If you are newer to competing in Nosework or Scent Work, you will certainly come across those cardboard boxes set aside for your use prior to your search. Have you ever wondered about whether or not it makes sense to use them or HOW you should (or should not) be using them?
Very often I hear people refer to these boxes as “Practice Boxes”, however they are truly just “Warm-up and Recovery”. Their purpose is simply to help the dog frame the context of what is coming up. Is the dog at a Nosework or Scent Work trial or are at a Rally trial? What is expected of them? The boxes can also be used to gauge the dog’s current engagement level. Is your dog excited to search? Or, if you had a rough search, it can give your dog the opportunity to get rewarded on an easy hide (hence the term “Recovery Box”). They truly are NOT “Practice Boxes” because getting your dog on odor should not be happening at a trial.
These boxes are left out all day and are subject to countless dogs and weather changes. If it’s raining, they can be soggy. More than usually, the hot one (and sometimes the cold ones) are flattened by exuberant dogs. Many of them have been subject to countless food drops. Basically, they are typically highly contaminated, especially over time!
NACSW will typically set out 1 hot box and several cold boxes. AKC uses stronger odor and will set out a box of each odor and (typically) no cold boxes.
There are some real Do’s and Don’ts when using Warm-up and Recovery Boxes…
- Give priority for their use to the dog who is next to search.
- Feed NEXT to the box NOT over the box.
- Be brief in your use. Now is not the time to drill your dog on odor!
- Touch or rearrange the boxes (you will get odor on your hands and will contribute to contamination wherever you go!)
- Fix smashed boxes… what is smashed is smashed… remember no touching!
- Use the boxes out of turn… an On Deck team may be waiting off on the side to use them
- Drop food on or near the box
Do you HAVE to use them?
There are many reasons why you might NOT want to use the boxes!
Keep in mind that the boxes over time get highly contaminated. Every time a dog touches a hot box and then touches a cold box, odor is transferred to the cold box. By the end of the trial, very often it’s impossible to visibly tell the difference between hot and cold!

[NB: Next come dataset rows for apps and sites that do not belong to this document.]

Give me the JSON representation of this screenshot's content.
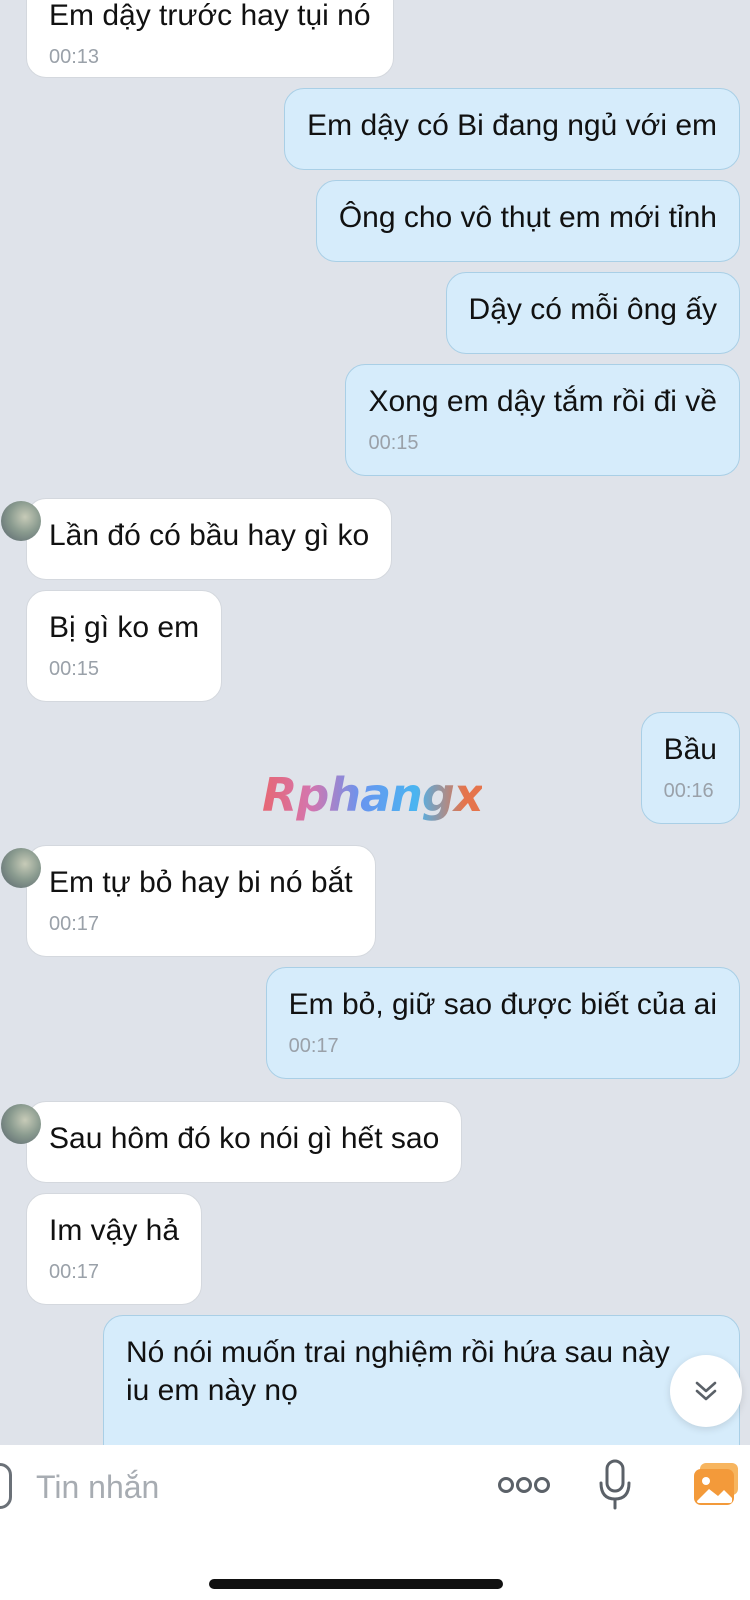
{
  "messages": [
    {
      "side": "in",
      "text": "Em dậy trước hay tụi nó",
      "time": "00:13"
    },
    {
      "side": "out",
      "text": "Em dậy có Bi đang ngủ với em"
    },
    {
      "side": "out",
      "text": "Ông cho vô thụt em mới tỉnh"
    },
    {
      "side": "out",
      "text": "Dậy có mỗi ông ấy"
    },
    {
      "side": "out",
      "text": "Xong em dậy tắm rồi đi về",
      "time": "00:15"
    },
    {
      "side": "in",
      "text": "Lần đó có bầu hay gì ko"
    },
    {
      "side": "in",
      "text": "Bị gì ko em",
      "time": "00:15"
    },
    {
      "side": "out",
      "text": "Bầu",
      "time": "00:16"
    },
    {
      "side": "in",
      "text": "Em tự bỏ hay bi nó bắt",
      "time": "00:17"
    },
    {
      "side": "out",
      "text": "Em bỏ, giữ sao được biết của ai",
      "time": "00:17"
    },
    {
      "side": "in",
      "text": "Sau hôm đó ko nói gì hết sao"
    },
    {
      "side": "in",
      "text": "Im vậy hả",
      "time": "00:17"
    },
    {
      "side": "out",
      "text": "Nó nói muốn trai nghiệm rồi hứa sau này iu em này nọ"
    }
  ],
  "watermark": "Rphangx",
  "input": {
    "placeholder": "Tin nhắn"
  },
  "icons": {
    "sticker": "sticker-icon",
    "more": "more-dots-icon",
    "mic": "microphone-icon",
    "photo": "photo-gallery-icon",
    "scroll_down": "double-chevron-down-icon"
  },
  "colors": {
    "background": "#dfe3ea",
    "incoming_bubble": "#ffffff",
    "outgoing_bubble": "#d6ecfb",
    "timestamp": "#9aa1a9",
    "photo_icon": "#f39a3a"
  }
}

If your dog is nervous, your dog may be distracted or worse, may not take a treat. The problem is this will likely get into your head and worry you about how the dog will perform in the search. How will you feel if your dog false alerts on a cold box (likely due to contamination)? Will you be able to shrug it off and carry on?
How can you best use them?
If you DO decide to use the Warm-up Boxes, they are best used as a part of a routine. My old Summit Level dog, Judd, LOVED the warm-up boxes. Getting his reward at the boxes was a gateway to FUN for him. He took so much joy in galloping up to them. I never NEEDED them. I always did them because he liked it. They were a part of his routine! (Starting this year, only a Recovery Box is available for Elite and Summit Levels in NACSW.)
If you DO use them, DON’T stress if your dog isn’t interested or hits on the wrong box. Remember that they are usually out in the open in plain view of the parking lot and are likely highly contaminated. There really is zero correlation between performance at the boxes and performance in the search! So IF you use them, keep that in mind. It’s up to you if you feel the need to reward at a box that the dog did not find. I don’t think it matters one way or the other.
If you have a rough search, a Recovery Box can be helpful! But even more helpful is being joyful with your dog no matter the outcome of the search. Reward the effort of the search and feed or play on the way back to the car or crate. No one should ever be able to tell if you Q’d or not by your demeanor coming back from a search. THIS is much more impactful to your dog than a Recovery Box.
Better than a Box
Even better than a Warm-up Box is a ROUTINE. Ritualize the day. How you take your dog out of the crate, the timing of the potty break, the “dressing” of the dog, all of this can be routinized. Routine gets your dog into search mode and tells your dog what is coming up. It’s a huge contributor to focus and engagement, and it can help the dog to settle and search immediately off of the start line. Routine also helps to calm nerves, both yours and your dog’s! With a solid routine, you will find that your dog searches more consistently with predictable, positive results.
In the End…
Using the Warm-up Boxes is a personal decision. Their use may make sense for some teams and not for others. What IS important is that you use them (or not!) thoughtfully as a part of how you trial.